|dc.contributor.author||Crawford, Sarah Jean||-|
|dc.description.abstract||Violence was both a hallmark of social and political order, when rightly exercised, and a corruptor of this order, when inappropriately perpetrated, in medieval and early modern society. The perceived line between legitimate and illegitimate violence shifted throughout the fourteenth to sixteenth centuries. Social attitudes towards violence within the family is the focus of this thesis. Rightly exercised, the correction of wives, children, wards, servants, and apprentices guaranteed the hierarchical order of society. Wrongly implemented, household violence had the potential to undermine the social and political basis of society, which was the family. The proper place for every person in medieval and early modern society was within a family, either under the control of a paterfamilias or being the head of a household.
In England throughout the late-fifteenth and sixteenth centuries social attitudes towards the perpetrators of intra-familial violence hardened and levels of violence previously accepted by the community became increasingly unacceptable. On the basis of records from common law, equity, and ecclesiastical courts social attitudes towards acceptable and unacceptable household violence can be discerned.

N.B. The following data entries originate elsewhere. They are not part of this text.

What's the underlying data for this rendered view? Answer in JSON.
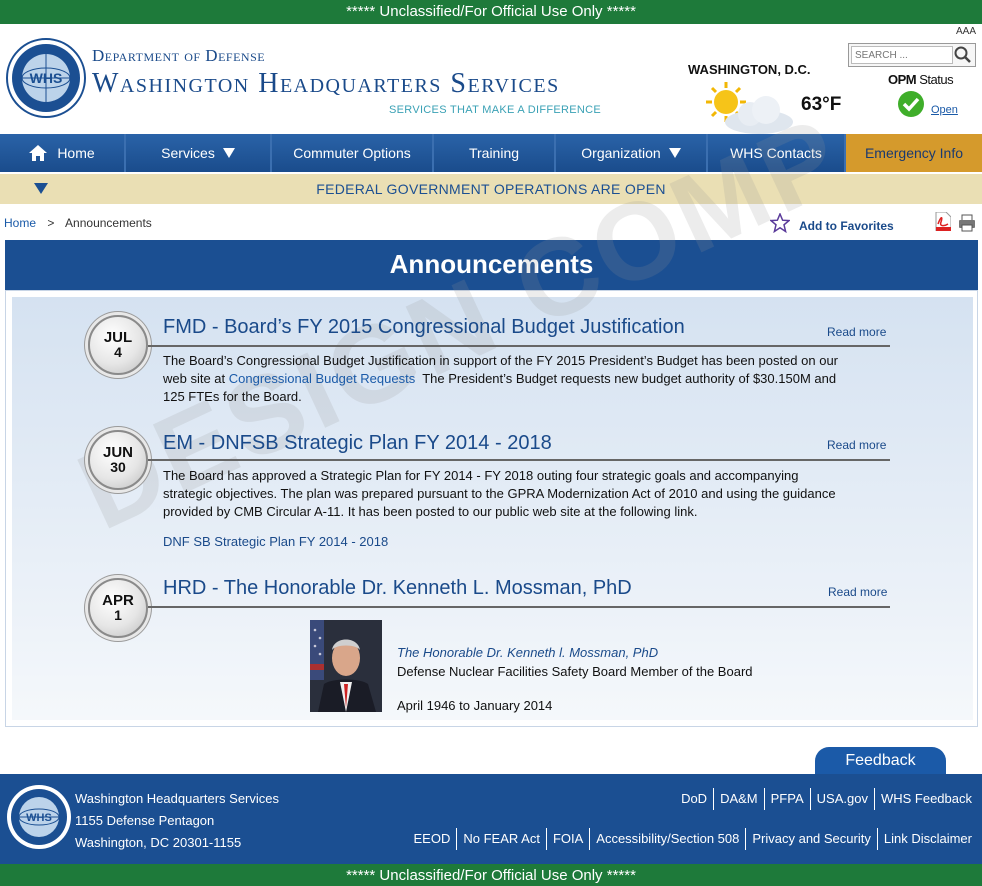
{
  "classification": "***** Unclassified/For Official Use Only *****",
  "header": {
    "dept": "Department of Defense",
    "title": "Washington Headquarters Services",
    "tagline": "SERVICES THAT MAKE A DIFFERENCE",
    "text_size": "AAA",
    "search_placeholder": "SEARCH ...",
    "weather": {
      "city": "WASHINGTON, D.C.",
      "temp": "63°F"
    },
    "opm": {
      "label": "OPM",
      "status_word": "Status",
      "value": "Open"
    }
  },
  "nav": {
    "items": [
      {
        "label": "Home",
        "width": 126
      },
      {
        "label": "Services",
        "width": 146
      },
      {
        "label": "Commuter Options",
        "width": 162
      },
      {
        "label": "Training",
        "width": 122
      },
      {
        "label": "Organization",
        "width": 152
      },
      {
        "label": "WHS Contacts",
        "width": 138
      },
      {
        "label": "Emergency Info",
        "width": 136
      }
    ]
  },
  "status_bar": "FEDERAL GOVERNMENT OPERATIONS ARE OPEN",
  "breadcrumb": {
    "home": "Home",
    "sep": ">",
    "current": "Announcements"
  },
  "favorites_label": "Add to Favorites",
  "panel_title": "Announcements",
  "watermark": "DESIGN COMP",
  "announcements": [
    {
      "month": "JUL",
      "day": "4",
      "title": "FMD - Board’s FY 2015 Congressional Budget Justification",
      "read_more": "Read more",
      "line1": "The Board’s Congressional Budget Justification in support of the FY 2015 President’s Budget has been posted on our",
      "line2_pre": "web site at ",
      "line2_link": "Congressional Budget Requests",
      "line2_post": "  The President’s Budget requests new budget authority of $30.150M and",
      "line3": "125 FTEs for the Board."
    },
    {
      "month": "JUN",
      "day": "30",
      "title": "EM - DNFSB Strategic Plan FY 2014 - 2018",
      "read_more": "Read more",
      "line1": "The Board has approved a Strategic Plan for FY 2014 - FY 2018 outing four strategic goals and accompanying",
      "line2": "strategic objectives. The plan was prepared pursuant to the GPRA Modernization Act of 2010 and using the guidance",
      "line3": "provided by CMB Circular A-11. It has been posted to our public web site at the following link.",
      "link": "DNF SB Strategic Plan FY 2014 - 2018"
    },
    {
      "month": "APR",
      "day": "1",
      "title": "HRD - The Honorable Dr. Kenneth L. Mossman,  PhD",
      "read_more": "Read more",
      "bio_name": "The Honorable Dr. Kenneth l. Mossman, PhD",
      "bio_role": "Defense Nuclear Facilities Safety Board Member of the Board",
      "bio_dates": "April 1946 to January 2014"
    }
  ],
  "feedback": "Feedback",
  "footer": {
    "addr1": "Washington Headquarters Services",
    "addr2": "1155 Defense Pentagon",
    "addr3": "Washington, DC 20301-1155",
    "links_top": [
      "DoD",
      "DA&M",
      "PFPA",
      "USA.gov",
      "WHS Feedback"
    ],
    "links_bottom": [
      "EEOD",
      "No FEAR Act",
      "FOIA",
      "Accessibility/Section 508",
      "Privacy and Security",
      "Link Disclaimer"
    ]
  },
  "colors": {
    "brand_blue": "#1b4f92",
    "class_green": "#1e7a3a",
    "emergency_gold": "#d59a2c",
    "status_tan": "#eadfb4"
  }
}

The legal evidence increasingly suggests that people were taking cases of household violence to a variety of courts and jurisdictions and therefore were expecting legal involvement and solutions on matters that had previously been familial concerns resolved through informal dispute resolutions. Litigants involved in suits alleging unacceptable levels of intra-familial violence believed that the courts were an appropriate avenue to address these issues and that the court personnel would share their understandings of acceptable/unacceptable violence. The structure of the court systems gave significant discretion to juries, for common law civil and criminal cases, presiding officers, for Church court cases, and the chancellor or council, for equity court cases, when making their decisions. This allowed social attitudes towards household violence to influence both the types of cases brought before a court and the way decisions were made in cases alleging unacceptable family violence.
Excessive intra-familial violence undermined the claims to authority made by men who controlled households. Household violence had the potential to disrupt social and political structures which used the hierarchical nature of the family to validate hierarchies embedded in society. Thus enforcing appropriate levels of chastisement was a way of ensuring social and political stability.||en_AU|
|dc.publisher||University of Sydney||en_AU|
|dc.publisher||Faculty of Arts and Social Sciences||en_AU|
|dc.publisher||School of Philosophical and Historical Inquiry||en_AU|
|dc.publisher||Department of History||en_AU|
|dc.rights||The author retains copyright of this thesis. It may only be used for the purposes of research and study. It must not be used for any other purposes and may not be transmitted or shared with others without prior permission.||en_AU|
|dc.title||Intra-Familial Violence in England, 1300-1600||en_AU|
|dc.type.pubtype||Doctor of Philosophy Ph.D.||en_AU|
|dc.description.disclaimer||Access is restricted to staff and students of the University of Sydney . UniKey credentials are required. Non university access may be obtained by visiting the University of Sydney Library.||en_AU|
|Appears in Collections:||Sydney Digital Theses (University of Sydney Access only)|